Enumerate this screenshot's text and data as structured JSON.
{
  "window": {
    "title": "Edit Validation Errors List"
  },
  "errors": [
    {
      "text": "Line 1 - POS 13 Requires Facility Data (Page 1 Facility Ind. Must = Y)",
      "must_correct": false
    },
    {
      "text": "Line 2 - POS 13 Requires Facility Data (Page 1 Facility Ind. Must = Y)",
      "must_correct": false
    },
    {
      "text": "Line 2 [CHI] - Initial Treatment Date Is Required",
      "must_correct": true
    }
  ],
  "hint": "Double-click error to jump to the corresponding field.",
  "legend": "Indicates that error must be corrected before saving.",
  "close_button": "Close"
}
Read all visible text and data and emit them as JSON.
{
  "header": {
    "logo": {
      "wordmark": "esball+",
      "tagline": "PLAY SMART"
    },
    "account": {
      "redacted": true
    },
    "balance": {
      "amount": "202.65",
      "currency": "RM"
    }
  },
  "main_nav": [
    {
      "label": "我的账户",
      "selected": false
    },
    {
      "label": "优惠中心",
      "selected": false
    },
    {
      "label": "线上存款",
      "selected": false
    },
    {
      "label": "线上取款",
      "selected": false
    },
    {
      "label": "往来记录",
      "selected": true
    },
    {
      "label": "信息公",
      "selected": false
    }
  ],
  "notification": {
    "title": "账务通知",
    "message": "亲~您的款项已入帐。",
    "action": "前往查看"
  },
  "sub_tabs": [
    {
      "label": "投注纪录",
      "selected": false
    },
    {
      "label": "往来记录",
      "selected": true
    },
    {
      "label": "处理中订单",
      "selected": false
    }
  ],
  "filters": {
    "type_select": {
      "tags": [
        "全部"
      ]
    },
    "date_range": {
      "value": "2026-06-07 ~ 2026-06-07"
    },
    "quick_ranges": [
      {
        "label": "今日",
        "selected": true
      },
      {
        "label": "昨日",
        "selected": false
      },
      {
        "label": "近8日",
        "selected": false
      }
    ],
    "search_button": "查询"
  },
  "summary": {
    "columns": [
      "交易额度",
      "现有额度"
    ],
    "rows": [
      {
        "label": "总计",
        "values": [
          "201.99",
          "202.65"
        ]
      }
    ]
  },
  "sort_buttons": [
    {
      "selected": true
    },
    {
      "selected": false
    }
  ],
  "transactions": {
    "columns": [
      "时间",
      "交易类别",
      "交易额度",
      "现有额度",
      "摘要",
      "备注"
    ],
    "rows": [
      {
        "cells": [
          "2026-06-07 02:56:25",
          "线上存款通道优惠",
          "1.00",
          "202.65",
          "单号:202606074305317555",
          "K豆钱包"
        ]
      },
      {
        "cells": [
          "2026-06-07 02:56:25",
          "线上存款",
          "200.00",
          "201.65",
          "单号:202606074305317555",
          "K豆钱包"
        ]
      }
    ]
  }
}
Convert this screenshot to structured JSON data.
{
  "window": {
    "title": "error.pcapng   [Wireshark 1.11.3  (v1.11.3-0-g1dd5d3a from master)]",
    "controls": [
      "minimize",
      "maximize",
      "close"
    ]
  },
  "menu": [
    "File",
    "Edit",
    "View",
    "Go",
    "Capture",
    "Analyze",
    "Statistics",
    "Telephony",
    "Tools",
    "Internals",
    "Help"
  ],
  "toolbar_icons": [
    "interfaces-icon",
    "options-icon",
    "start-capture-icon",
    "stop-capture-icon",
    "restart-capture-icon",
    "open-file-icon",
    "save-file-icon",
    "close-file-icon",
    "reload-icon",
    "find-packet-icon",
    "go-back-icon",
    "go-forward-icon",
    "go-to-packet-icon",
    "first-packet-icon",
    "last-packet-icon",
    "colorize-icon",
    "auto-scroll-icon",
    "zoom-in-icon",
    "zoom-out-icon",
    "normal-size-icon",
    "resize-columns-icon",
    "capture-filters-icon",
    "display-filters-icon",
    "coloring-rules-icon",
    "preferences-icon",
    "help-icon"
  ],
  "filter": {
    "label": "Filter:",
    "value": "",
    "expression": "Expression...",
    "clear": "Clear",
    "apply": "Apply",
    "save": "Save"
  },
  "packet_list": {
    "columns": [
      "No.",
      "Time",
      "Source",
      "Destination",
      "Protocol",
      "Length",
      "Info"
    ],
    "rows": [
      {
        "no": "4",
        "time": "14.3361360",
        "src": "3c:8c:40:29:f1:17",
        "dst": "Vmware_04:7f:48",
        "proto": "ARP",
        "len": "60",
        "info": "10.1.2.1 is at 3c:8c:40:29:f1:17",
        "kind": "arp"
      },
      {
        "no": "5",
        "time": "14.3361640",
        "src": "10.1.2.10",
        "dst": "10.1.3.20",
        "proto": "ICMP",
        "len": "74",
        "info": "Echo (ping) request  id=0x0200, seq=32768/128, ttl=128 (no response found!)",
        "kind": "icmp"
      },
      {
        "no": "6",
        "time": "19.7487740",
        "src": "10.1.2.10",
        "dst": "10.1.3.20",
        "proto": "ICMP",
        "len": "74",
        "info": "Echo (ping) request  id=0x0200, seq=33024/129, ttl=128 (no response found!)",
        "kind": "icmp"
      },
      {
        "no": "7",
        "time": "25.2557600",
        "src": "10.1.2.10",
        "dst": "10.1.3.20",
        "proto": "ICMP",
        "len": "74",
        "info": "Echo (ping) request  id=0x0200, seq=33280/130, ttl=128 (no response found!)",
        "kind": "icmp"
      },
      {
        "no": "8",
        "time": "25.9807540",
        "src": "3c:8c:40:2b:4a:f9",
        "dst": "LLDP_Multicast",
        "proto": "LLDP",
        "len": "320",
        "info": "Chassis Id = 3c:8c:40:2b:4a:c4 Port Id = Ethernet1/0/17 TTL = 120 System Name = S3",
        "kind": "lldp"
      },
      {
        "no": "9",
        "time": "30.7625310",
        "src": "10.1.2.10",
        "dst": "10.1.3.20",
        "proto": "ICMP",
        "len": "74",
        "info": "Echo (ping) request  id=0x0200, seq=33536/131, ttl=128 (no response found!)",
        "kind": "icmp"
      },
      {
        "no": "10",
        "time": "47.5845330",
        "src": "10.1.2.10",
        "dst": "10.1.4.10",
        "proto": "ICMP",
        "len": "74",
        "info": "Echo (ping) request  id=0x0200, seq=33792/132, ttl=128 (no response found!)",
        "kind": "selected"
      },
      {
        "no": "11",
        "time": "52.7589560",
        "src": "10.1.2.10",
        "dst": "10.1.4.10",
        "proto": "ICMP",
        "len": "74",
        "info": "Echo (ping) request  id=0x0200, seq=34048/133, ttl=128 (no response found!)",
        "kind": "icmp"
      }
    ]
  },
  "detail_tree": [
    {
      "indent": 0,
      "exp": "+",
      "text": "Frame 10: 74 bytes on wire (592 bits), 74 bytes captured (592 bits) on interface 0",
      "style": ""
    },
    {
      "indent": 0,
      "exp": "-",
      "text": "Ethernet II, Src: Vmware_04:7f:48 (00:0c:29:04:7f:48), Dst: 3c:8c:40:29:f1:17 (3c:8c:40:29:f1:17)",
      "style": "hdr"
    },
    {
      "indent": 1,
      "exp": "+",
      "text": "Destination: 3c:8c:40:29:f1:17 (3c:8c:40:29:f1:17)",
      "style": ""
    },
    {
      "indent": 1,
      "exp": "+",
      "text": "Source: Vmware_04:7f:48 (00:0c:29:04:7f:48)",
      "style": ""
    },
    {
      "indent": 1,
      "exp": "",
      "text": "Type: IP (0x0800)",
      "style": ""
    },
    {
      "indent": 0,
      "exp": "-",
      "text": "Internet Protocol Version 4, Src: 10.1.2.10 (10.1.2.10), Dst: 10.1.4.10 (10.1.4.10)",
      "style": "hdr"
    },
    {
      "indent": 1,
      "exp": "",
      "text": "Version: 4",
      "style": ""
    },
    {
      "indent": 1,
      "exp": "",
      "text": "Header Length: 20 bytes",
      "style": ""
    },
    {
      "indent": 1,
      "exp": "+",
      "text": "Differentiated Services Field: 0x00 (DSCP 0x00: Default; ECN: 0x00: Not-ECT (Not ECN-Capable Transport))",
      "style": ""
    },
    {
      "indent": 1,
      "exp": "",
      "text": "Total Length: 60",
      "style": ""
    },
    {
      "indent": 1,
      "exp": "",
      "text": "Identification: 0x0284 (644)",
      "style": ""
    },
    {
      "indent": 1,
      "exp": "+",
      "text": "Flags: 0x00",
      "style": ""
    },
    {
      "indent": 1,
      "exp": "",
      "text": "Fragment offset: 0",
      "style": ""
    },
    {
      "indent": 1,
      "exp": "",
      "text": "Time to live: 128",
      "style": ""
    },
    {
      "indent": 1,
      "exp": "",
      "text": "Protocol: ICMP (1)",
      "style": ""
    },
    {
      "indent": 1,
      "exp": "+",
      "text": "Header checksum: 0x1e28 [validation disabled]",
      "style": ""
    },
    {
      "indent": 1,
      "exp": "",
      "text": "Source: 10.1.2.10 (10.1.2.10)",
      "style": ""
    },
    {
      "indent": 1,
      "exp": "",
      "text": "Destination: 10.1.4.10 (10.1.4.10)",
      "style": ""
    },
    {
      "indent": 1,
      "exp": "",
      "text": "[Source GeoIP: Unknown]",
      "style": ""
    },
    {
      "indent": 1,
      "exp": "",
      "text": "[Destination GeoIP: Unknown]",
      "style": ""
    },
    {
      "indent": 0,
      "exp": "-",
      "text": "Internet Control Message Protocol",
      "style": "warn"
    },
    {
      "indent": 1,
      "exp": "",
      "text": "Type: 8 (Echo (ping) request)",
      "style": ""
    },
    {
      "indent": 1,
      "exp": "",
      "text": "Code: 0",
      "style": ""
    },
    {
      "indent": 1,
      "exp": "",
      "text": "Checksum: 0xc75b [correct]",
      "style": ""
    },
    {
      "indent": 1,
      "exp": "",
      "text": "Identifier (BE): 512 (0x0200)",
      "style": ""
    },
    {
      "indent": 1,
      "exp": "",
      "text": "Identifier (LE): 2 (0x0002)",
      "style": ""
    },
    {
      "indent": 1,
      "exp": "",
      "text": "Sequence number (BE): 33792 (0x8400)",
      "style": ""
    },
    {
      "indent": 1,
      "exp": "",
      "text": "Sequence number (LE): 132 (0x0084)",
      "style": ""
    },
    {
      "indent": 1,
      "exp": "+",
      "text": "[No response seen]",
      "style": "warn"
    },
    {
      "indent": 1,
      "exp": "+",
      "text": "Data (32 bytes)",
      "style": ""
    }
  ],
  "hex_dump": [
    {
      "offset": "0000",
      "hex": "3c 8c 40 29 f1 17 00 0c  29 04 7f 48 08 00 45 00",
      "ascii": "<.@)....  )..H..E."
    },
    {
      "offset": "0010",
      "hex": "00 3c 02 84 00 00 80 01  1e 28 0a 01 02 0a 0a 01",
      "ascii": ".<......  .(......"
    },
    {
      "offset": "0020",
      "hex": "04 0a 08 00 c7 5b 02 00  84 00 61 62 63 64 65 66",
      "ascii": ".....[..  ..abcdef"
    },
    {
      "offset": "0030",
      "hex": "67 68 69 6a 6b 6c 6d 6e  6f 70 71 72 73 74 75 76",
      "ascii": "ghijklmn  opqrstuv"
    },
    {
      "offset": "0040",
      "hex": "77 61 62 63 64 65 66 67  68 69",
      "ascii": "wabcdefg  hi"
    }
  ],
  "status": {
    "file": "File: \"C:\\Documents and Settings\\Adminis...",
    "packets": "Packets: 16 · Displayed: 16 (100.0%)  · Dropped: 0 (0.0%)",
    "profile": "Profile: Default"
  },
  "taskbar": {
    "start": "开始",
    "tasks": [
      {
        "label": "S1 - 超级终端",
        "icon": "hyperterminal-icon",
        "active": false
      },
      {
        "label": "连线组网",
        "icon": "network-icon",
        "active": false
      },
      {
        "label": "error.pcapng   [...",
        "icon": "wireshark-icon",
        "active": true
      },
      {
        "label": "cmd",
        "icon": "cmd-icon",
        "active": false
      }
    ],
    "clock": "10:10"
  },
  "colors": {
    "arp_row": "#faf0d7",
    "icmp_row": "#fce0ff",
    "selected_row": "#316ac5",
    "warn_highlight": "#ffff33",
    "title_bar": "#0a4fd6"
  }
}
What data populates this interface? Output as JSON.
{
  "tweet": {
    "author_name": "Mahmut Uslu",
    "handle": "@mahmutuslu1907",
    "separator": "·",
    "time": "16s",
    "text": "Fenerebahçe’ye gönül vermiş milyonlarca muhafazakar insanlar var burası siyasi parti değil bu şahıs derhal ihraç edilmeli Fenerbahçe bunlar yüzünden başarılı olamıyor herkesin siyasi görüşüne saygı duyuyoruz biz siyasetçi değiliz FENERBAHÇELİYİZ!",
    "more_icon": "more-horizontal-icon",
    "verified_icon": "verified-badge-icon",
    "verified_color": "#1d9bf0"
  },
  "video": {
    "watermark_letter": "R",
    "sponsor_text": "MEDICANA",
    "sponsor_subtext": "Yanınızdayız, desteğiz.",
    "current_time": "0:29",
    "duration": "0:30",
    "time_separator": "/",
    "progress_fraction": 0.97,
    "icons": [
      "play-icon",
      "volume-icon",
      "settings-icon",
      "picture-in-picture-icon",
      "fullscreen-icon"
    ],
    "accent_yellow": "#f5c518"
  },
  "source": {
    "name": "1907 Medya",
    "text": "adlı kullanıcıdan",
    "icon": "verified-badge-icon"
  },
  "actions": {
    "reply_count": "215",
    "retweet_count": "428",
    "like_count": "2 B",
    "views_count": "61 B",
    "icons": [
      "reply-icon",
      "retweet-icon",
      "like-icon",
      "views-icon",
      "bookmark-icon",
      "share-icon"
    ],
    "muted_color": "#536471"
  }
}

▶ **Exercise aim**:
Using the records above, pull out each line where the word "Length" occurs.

▶ **Exercise output**:
      "Length",
      "text": "Header Length: 20 bytes",
      "text": "Total Length: 60",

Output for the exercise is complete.